Quinet's character was extremely amiable, and his letters to his mother, his accounts of his early life, and so forth, are likely always to make him interesting. He was also a man of great moral conscientiousness, and as far as intention went perfectly disinterested. As a writer, his chief fault is want of concentration; as a thinker and politician, vagueness and want of practical determination. His historical and philosophical works, though showing much reading, fertile thought, abundant facility of expression, and occasionally, where prejudice does not come in, acute judgment, are rather (as not a few of them were in fact) reported lectures than formal treatises. His rhetorical power was altogether superior to his logical power, and the natural consequence is that his work is full of contradictions. These contradictions were, moreover, due, not merely to an incapacity or an unwillingness to argue strictly, but also to the presence in his mind of a large number of inconsistent tastes and prejudices which he either could not or would not co-ordinate into an intelligible creed. Thus he has the strongest attraction for the picturesque side of medieval ism and catholicity, the strongest repulsion for the restrictions which medieval and Catholic institutions imposed on individual liberty. He refused to submit himself to any form of positive orthodoxy, yet when a man like Strauss pushed unorthodoxy to its extreme limits Quinet revolted. As a politician he acted with the extreme radicals, yet universal suffrage disgusted him as unreasonable in its principle and dangerous in its results. His pervading characteristic, therefore, is that of an eloquent vagueness, very stimulating and touching at times, but as deficient in coercive force of matter as it is in lasting precision and elegance of form. He is less inaccurate in fact than Michelet, but he is also much less absorbed by a single idea at a time, and the result is that he seldom attains to the vivid representation of which Michelet was a master.

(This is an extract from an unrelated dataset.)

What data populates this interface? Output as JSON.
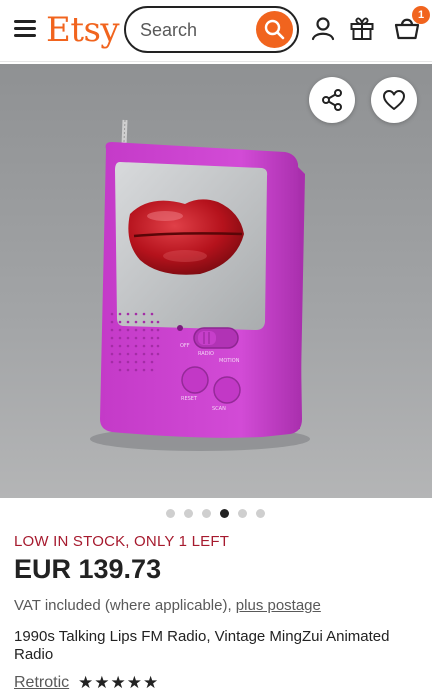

Bibliography.—His numerous works appeared in a uniform edition of twenty-eight volumes (1877–79). His second wife, in 1870, published certain Mémoires d’exil, and Lettres d’exil followed in 1885. In that year Prof. George Saintsbury published a selection of the Lettres à sa mère with an introduction. For many years Quinet received little attention in France, but it was revived, though not very strongly, by the publication in 1899 of Madame Quinet's Cinquante ans d’amitié (that between her husband and Michelet), and by the centenary of his birth. On this latter (1903) appeared A l’occasion du centénaire, by E. Ledrain; see also Libres Penseurs réligieux, by E. Paris (1905). There is in English an elaborate Early Life and Writings of Edgar Quinet, by R. Heath (London, 1881). (G. Sa.)